| Exercise objective |
What you return should match the data word for word, minus the images.

| Provided records |
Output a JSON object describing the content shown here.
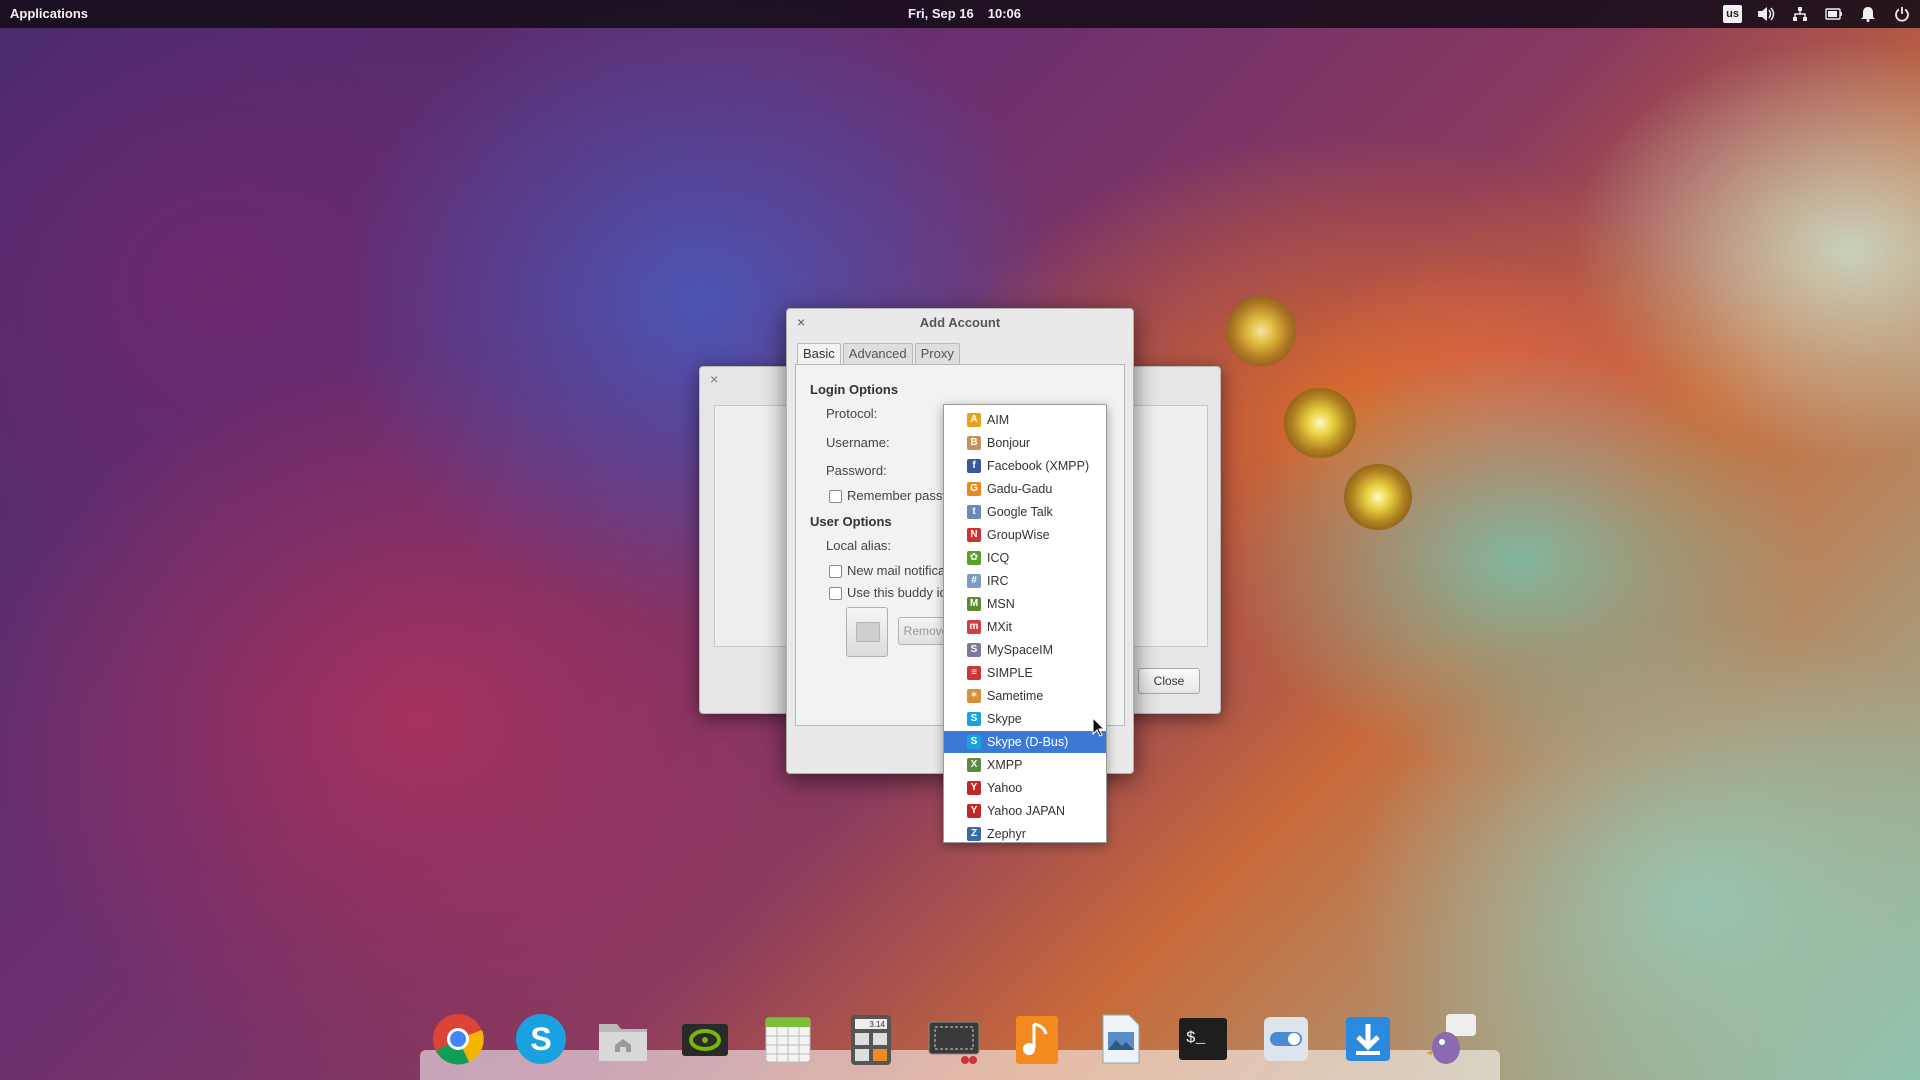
{
  "top_panel": {
    "applications_label": "Applications",
    "date": "Fri, Sep 16",
    "time": "10:06",
    "keyboard_layout": "us",
    "tray_icons": [
      "volume-icon",
      "network-icon",
      "battery-icon",
      "notifications-icon",
      "power-icon"
    ]
  },
  "background_dialog": {
    "close_glyph": "×",
    "remove_label": "Remove",
    "close_label": "Close"
  },
  "add_account": {
    "title": "Add Account",
    "close_glyph": "×",
    "tabs": [
      {
        "label": "Basic",
        "active": true
      },
      {
        "label": "Advanced",
        "active": false
      },
      {
        "label": "Proxy",
        "active": false
      }
    ],
    "login_options_title": "Login Options",
    "protocol_label": "Protocol:",
    "username_label": "Username:",
    "password_label": "Password:",
    "remember_password_label": "Remember passw",
    "user_options_title": "User Options",
    "local_alias_label": "Local alias:",
    "new_mail_label": "New mail notifica",
    "buddy_icon_label": "Use this buddy ic"
  },
  "protocol_dropdown": {
    "items": [
      {
        "label": "AIM",
        "icon": "aim-icon",
        "color": "#e8a020",
        "glyph": "A"
      },
      {
        "label": "Bonjour",
        "icon": "bonjour-icon",
        "color": "#c8905a",
        "glyph": "B"
      },
      {
        "label": "Facebook (XMPP)",
        "icon": "facebook-icon",
        "color": "#3b5998",
        "glyph": "f"
      },
      {
        "label": "Gadu-Gadu",
        "icon": "gadu-gadu-icon",
        "color": "#e88820",
        "glyph": "G"
      },
      {
        "label": "Google Talk",
        "icon": "google-talk-icon",
        "color": "#6a8ab8",
        "glyph": "t"
      },
      {
        "label": "GroupWise",
        "icon": "groupwise-icon",
        "color": "#d03030",
        "glyph": "N"
      },
      {
        "label": "ICQ",
        "icon": "icq-icon",
        "color": "#58a028",
        "glyph": "✿"
      },
      {
        "label": "IRC",
        "icon": "irc-icon",
        "color": "#7a9ac8",
        "glyph": "#"
      },
      {
        "label": "MSN",
        "icon": "msn-icon",
        "color": "#5a8a30",
        "glyph": "M"
      },
      {
        "label": "MXit",
        "icon": "mxit-icon",
        "color": "#d04040",
        "glyph": "m"
      },
      {
        "label": "MySpaceIM",
        "icon": "myspaceim-icon",
        "color": "#7a7a9a",
        "glyph": "S"
      },
      {
        "label": "SIMPLE",
        "icon": "simple-icon",
        "color": "#c83838",
        "glyph": "≡"
      },
      {
        "label": "Sametime",
        "icon": "sametime-icon",
        "color": "#d89038",
        "glyph": "✶"
      },
      {
        "label": "Skype",
        "icon": "skype-icon",
        "color": "#1aa2e0",
        "glyph": "S"
      },
      {
        "label": "Skype (D-Bus)",
        "icon": "skype-dbus-icon",
        "color": "#1aa2e0",
        "glyph": "S"
      },
      {
        "label": "XMPP",
        "icon": "xmpp-icon",
        "color": "#5a8a40",
        "glyph": "X"
      },
      {
        "label": "Yahoo",
        "icon": "yahoo-icon",
        "color": "#c02828",
        "glyph": "Y"
      },
      {
        "label": "Yahoo JAPAN",
        "icon": "yahoo-japan-icon",
        "color": "#c02828",
        "glyph": "Y"
      },
      {
        "label": "Zephyr",
        "icon": "zephyr-icon",
        "color": "#3a6aa8",
        "glyph": "Z"
      }
    ],
    "selected": "Skype (D-Bus)",
    "highlight_color": "#3a7ad4"
  },
  "dock": {
    "apps": [
      {
        "name": "chrome-icon"
      },
      {
        "name": "skype-icon"
      },
      {
        "name": "files-icon"
      },
      {
        "name": "nvidia-icon"
      },
      {
        "name": "spreadsheet-icon"
      },
      {
        "name": "calculator-icon",
        "text": "3.14"
      },
      {
        "name": "screenshot-icon"
      },
      {
        "name": "music-icon"
      },
      {
        "name": "image-viewer-icon"
      },
      {
        "name": "terminal-icon",
        "text": "$_"
      },
      {
        "name": "settings-icon"
      },
      {
        "name": "downloads-icon"
      },
      {
        "name": "pidgin-icon"
      }
    ]
  }
}
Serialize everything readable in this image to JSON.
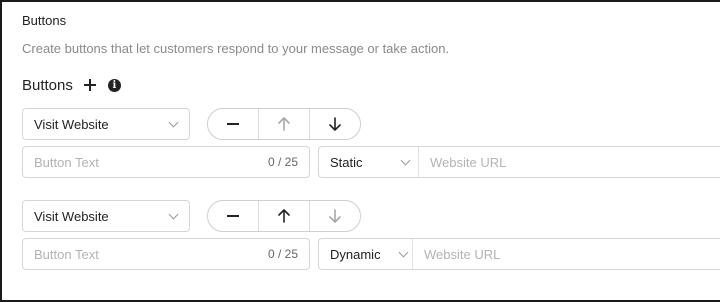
{
  "section": {
    "title": "Buttons",
    "description": "Create buttons that let customers respond to your message or take action."
  },
  "buttons_header": {
    "label": "Buttons",
    "add_icon": "plus-icon",
    "info_icon": "info-icon",
    "info_glyph": "i"
  },
  "rows": [
    {
      "type_select": "Visit Website",
      "text_placeholder": "Button Text",
      "counter": "0 / 25",
      "url_type": "Static",
      "url_placeholder": "Website URL",
      "up_enabled": false,
      "down_enabled": true
    },
    {
      "type_select": "Visit Website",
      "text_placeholder": "Button Text",
      "counter": "0 / 25",
      "url_type": "Dynamic",
      "url_placeholder": "Website URL",
      "up_enabled": true,
      "down_enabled": false
    }
  ],
  "colors": {
    "enabled_arrow": "#222222",
    "disabled_arrow": "#a8a8a8"
  }
}
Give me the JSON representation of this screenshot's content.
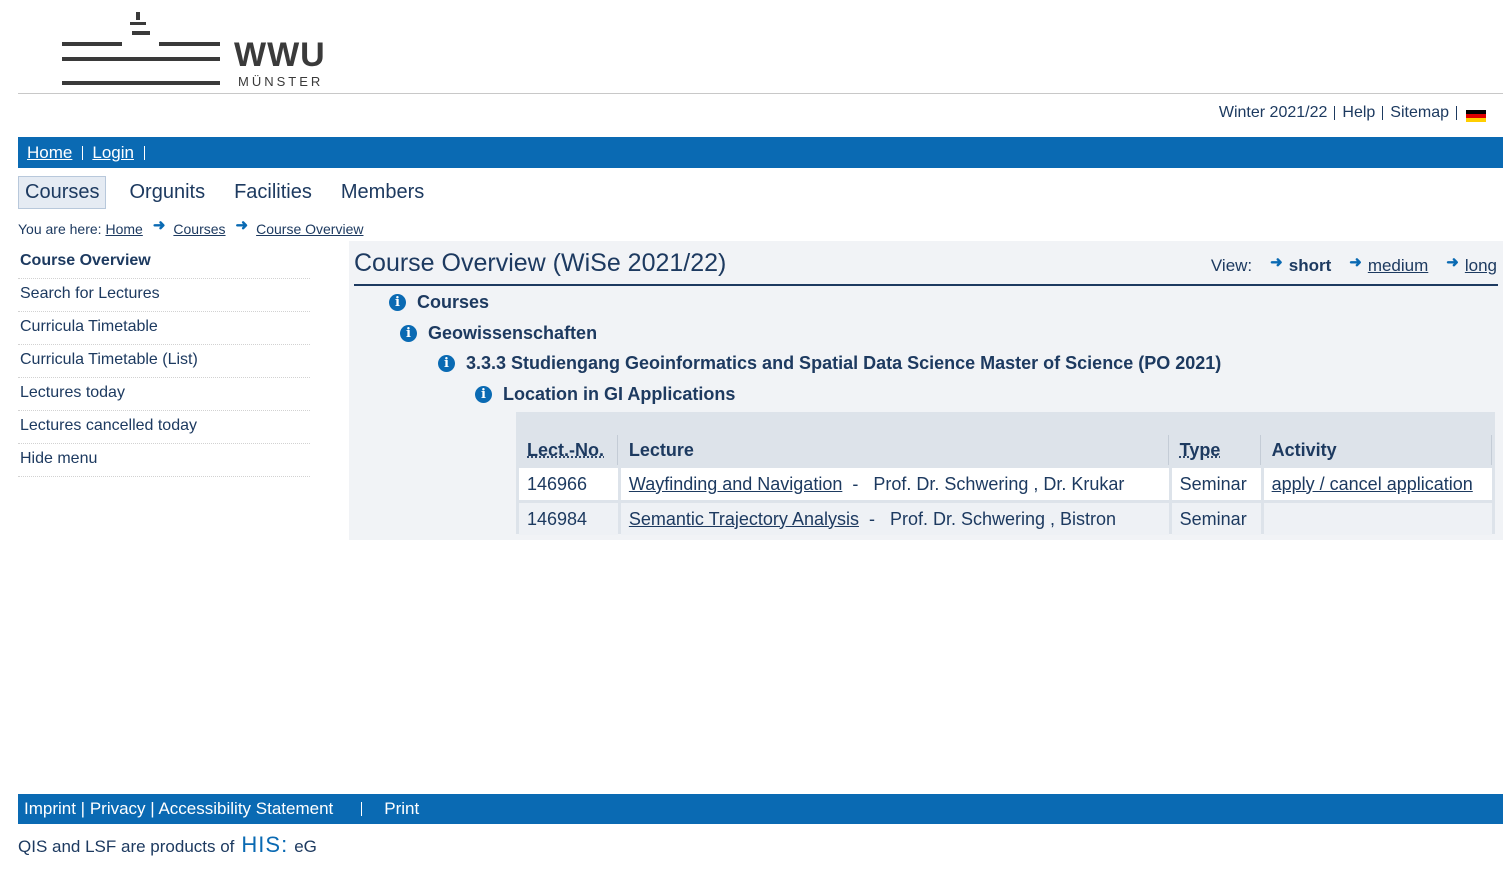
{
  "brand": {
    "name": "WWU",
    "city": "MÜNSTER"
  },
  "toplinks": {
    "semester": "Winter 2021/22",
    "help": "Help",
    "sitemap": "Sitemap",
    "language_flag": "german-flag-icon"
  },
  "navbar": {
    "home": "Home",
    "login": "Login"
  },
  "tabs": [
    {
      "label": "Courses",
      "active": true
    },
    {
      "label": "Orgunits"
    },
    {
      "label": "Facilities"
    },
    {
      "label": "Members"
    }
  ],
  "breadcrumb": {
    "prefix": "You are here:",
    "items": [
      "Home",
      "Courses",
      "Course Overview"
    ]
  },
  "leftmenu": {
    "items": [
      {
        "label": "Course Overview",
        "active": true
      },
      {
        "label": "Search for Lectures"
      },
      {
        "label": "Curricula Timetable"
      },
      {
        "label": "Curricula Timetable (List)"
      },
      {
        "label": "Lectures today"
      },
      {
        "label": "Lectures cancelled today"
      },
      {
        "label": "Hide menu"
      }
    ]
  },
  "main": {
    "title": "Course Overview (WiSe 2021/22)",
    "view": {
      "label": "View:",
      "short": "short",
      "medium": "medium",
      "long": "long"
    },
    "tree": [
      "Courses",
      "Geowissenschaften",
      "3.3.3 Studiengang Geoinformatics and Spatial Data Science Master of Science (PO 2021)",
      "Location in GI Applications"
    ],
    "table": {
      "headers": {
        "no": "Lect.-No.",
        "lecture": "Lecture",
        "type": "Type",
        "activity": "Activity"
      },
      "rows": [
        {
          "no": "146966",
          "title": "Wayfinding and Navigation",
          "lecturers": "Prof. Dr. Schwering ,  Dr. Krukar",
          "type": "Seminar",
          "activity": "apply / cancel application"
        },
        {
          "no": "146984",
          "title": "Semantic Trajectory Analysis",
          "lecturers": "Prof. Dr. Schwering ,  Bistron",
          "type": "Seminar",
          "activity": ""
        }
      ]
    }
  },
  "footer": {
    "links": "Imprint | Privacy | Accessibility Statement",
    "print": "Print"
  },
  "credits": {
    "prefix": "QIS and LSF are products of",
    "his": "HIS:",
    "suffix": "eG"
  }
}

| Worked solution |
Output a JSON object describing the content shown here.
{
  "top_panel": {
    "applications_label": "Applications",
    "date": "Fri, Sep 16",
    "time": "10:06",
    "keyboard_layout": "us",
    "tray_icons": [
      "volume-icon",
      "network-icon",
      "battery-icon",
      "notifications-icon",
      "power-icon"
    ]
  },
  "background_dialog": {
    "close_glyph": "×",
    "remove_label": "Remove",
    "close_label": "Close"
  },
  "add_account": {
    "title": "Add Account",
    "close_glyph": "×",
    "tabs": [
      {
        "label": "Basic",
        "active": true
      },
      {
        "label": "Advanced",
        "active": false
      },
      {
        "label": "Proxy",
        "active": false
      }
    ],
    "login_options_title": "Login Options",
    "protocol_label": "Protocol:",
    "username_label": "Username:",
    "password_label": "Password:",
    "remember_password_label": "Remember passw",
    "user_options_title": "User Options",
    "local_alias_label": "Local alias:",
    "new_mail_label": "New mail notifica",
    "buddy_icon_label": "Use this buddy ic"
  },
  "protocol_dropdown": {
    "items": [
      {
        "label": "AIM",
        "icon": "aim-icon",
        "color": "#e8a020",
        "glyph": "A"
      },
      {
        "label": "Bonjour",
        "icon": "bonjour-icon",
        "color": "#c8905a",
        "glyph": "B"
      },
      {
        "label": "Facebook (XMPP)",
        "icon": "facebook-icon",
        "color": "#3b5998",
        "glyph": "f"
      },
      {
        "label": "Gadu-Gadu",
        "icon": "gadu-gadu-icon",
        "color": "#e88820",
        "glyph": "G"
      },
      {
        "label": "Google Talk",
        "icon": "google-talk-icon",
        "color": "#6a8ab8",
        "glyph": "t"
      },
      {
        "label": "GroupWise",
        "icon": "groupwise-icon",
        "color": "#d03030",
        "glyph": "N"
      },
      {
        "label": "ICQ",
        "icon": "icq-icon",
        "color": "#58a028",
        "glyph": "✿"
      },
      {
        "label": "IRC",
        "icon": "irc-icon",
        "color": "#7a9ac8",
        "glyph": "#"
      },
      {
        "label": "MSN",
        "icon": "msn-icon",
        "color": "#5a8a30",
        "glyph": "M"
      },
      {
        "label": "MXit",
        "icon": "mxit-icon",
        "color": "#d04040",
        "glyph": "m"
      },
      {
        "label": "MySpaceIM",
        "icon": "myspaceim-icon",
        "color": "#7a7a9a",
        "glyph": "S"
      },
      {
        "label": "SIMPLE",
        "icon": "simple-icon",
        "color": "#c83838",
        "glyph": "≡"
      },
      {
        "label": "Sametime",
        "icon": "sametime-icon",
        "color": "#d89038",
        "glyph": "✶"
      },
      {
        "label": "Skype",
        "icon": "skype-icon",
        "color": "#1aa2e0",
        "glyph": "S"
      },
      {
        "label": "Skype (D-Bus)",
        "icon": "skype-dbus-icon",
        "color": "#1aa2e0",
        "glyph": "S"
      },
      {
        "label": "XMPP",
        "icon": "xmpp-icon",
        "color": "#5a8a40",
        "glyph": "X"
      },
      {
        "label": "Yahoo",
        "icon": "yahoo-icon",
        "color": "#c02828",
        "glyph": "Y"
      },
      {
        "label": "Yahoo JAPAN",
        "icon": "yahoo-japan-icon",
        "color": "#c02828",
        "glyph": "Y"
      },
      {
        "label": "Zephyr",
        "icon": "zephyr-icon",
        "color": "#3a6aa8",
        "glyph": "Z"
      }
    ],
    "selected": "Skype (D-Bus)",
    "highlight_color": "#3a7ad4"
  },
  "dock": {
    "apps": [
      {
        "name": "chrome-icon"
      },
      {
        "name": "skype-icon"
      },
      {
        "name": "files-icon"
      },
      {
        "name": "nvidia-icon"
      },
      {
        "name": "spreadsheet-icon"
      },
      {
        "name": "calculator-icon",
        "text": "3.14"
      },
      {
        "name": "screenshot-icon"
      },
      {
        "name": "music-icon"
      },
      {
        "name": "image-viewer-icon"
      },
      {
        "name": "terminal-icon",
        "text": "$_"
      },
      {
        "name": "settings-icon"
      },
      {
        "name": "downloads-icon"
      },
      {
        "name": "pidgin-icon"
      }
    ]
  }
}
Serialize everything readable in this image to JSON.
{
  "section": {
    "title": "Buttons",
    "description": "Create buttons that let customers respond to your message or take action."
  },
  "buttons_header": {
    "label": "Buttons",
    "add_icon": "plus-icon",
    "info_icon": "info-icon",
    "info_glyph": "i"
  },
  "rows": [
    {
      "type_select": "Visit Website",
      "text_placeholder": "Button Text",
      "counter": "0 / 25",
      "url_type": "Static",
      "url_placeholder": "Website URL",
      "up_enabled": false,
      "down_enabled": true
    },
    {
      "type_select": "Visit Website",
      "text_placeholder": "Button Text",
      "counter": "0 / 25",
      "url_type": "Dynamic",
      "url_placeholder": "Website URL",
      "up_enabled": true,
      "down_enabled": false
    }
  ],
  "colors": {
    "enabled_arrow": "#222222",
    "disabled_arrow": "#a8a8a8"
  }
}
Give me the JSON representation of this screenshot's content.
{
  "brand": {
    "name": "WWU",
    "city": "MÜNSTER"
  },
  "toplinks": {
    "semester": "Winter 2021/22",
    "help": "Help",
    "sitemap": "Sitemap",
    "language_flag": "german-flag-icon"
  },
  "navbar": {
    "home": "Home",
    "login": "Login"
  },
  "tabs": [
    {
      "label": "Courses",
      "active": true
    },
    {
      "label": "Orgunits"
    },
    {
      "label": "Facilities"
    },
    {
      "label": "Members"
    }
  ],
  "breadcrumb": {
    "prefix": "You are here:",
    "items": [
      "Home",
      "Courses",
      "Course Overview"
    ]
  },
  "leftmenu": {
    "items": [
      {
        "label": "Course Overview",
        "active": true
      },
      {
        "label": "Search for Lectures"
      },
      {
        "label": "Curricula Timetable"
      },
      {
        "label": "Curricula Timetable (List)"
      },
      {
        "label": "Lectures today"
      },
      {
        "label": "Lectures cancelled today"
      },
      {
        "label": "Hide menu"
      }
    ]
  },
  "main": {
    "title": "Course Overview (WiSe 2021/22)",
    "view": {
      "label": "View:",
      "short": "short",
      "medium": "medium",
      "long": "long"
    },
    "tree": [
      "Courses",
      "Geowissenschaften",
      "3.3.3 Studiengang Geoinformatics and Spatial Data Science Master of Science (PO 2021)",
      "Location in GI Applications"
    ],
    "table": {
      "headers": {
        "no": "Lect.-No.",
        "lecture": "Lecture",
        "type": "Type",
        "activity": "Activity"
      },
      "rows": [
        {
          "no": "146966",
          "title": "Wayfinding and Navigation",
          "lecturers": "Prof. Dr. Schwering ,  Dr. Krukar",
          "type": "Seminar",
          "activity": "apply / cancel application"
        },
        {
          "no": "146984",
          "title": "Semantic Trajectory Analysis",
          "lecturers": "Prof. Dr. Schwering ,  Bistron",
          "type": "Seminar",
          "activity": ""
        }
      ]
    }
  },
  "footer": {
    "links": "Imprint | Privacy | Accessibility Statement",
    "print": "Print"
  },
  "credits": {
    "prefix": "QIS and LSF are products of",
    "his": "HIS:",
    "suffix": "eG"
  }
}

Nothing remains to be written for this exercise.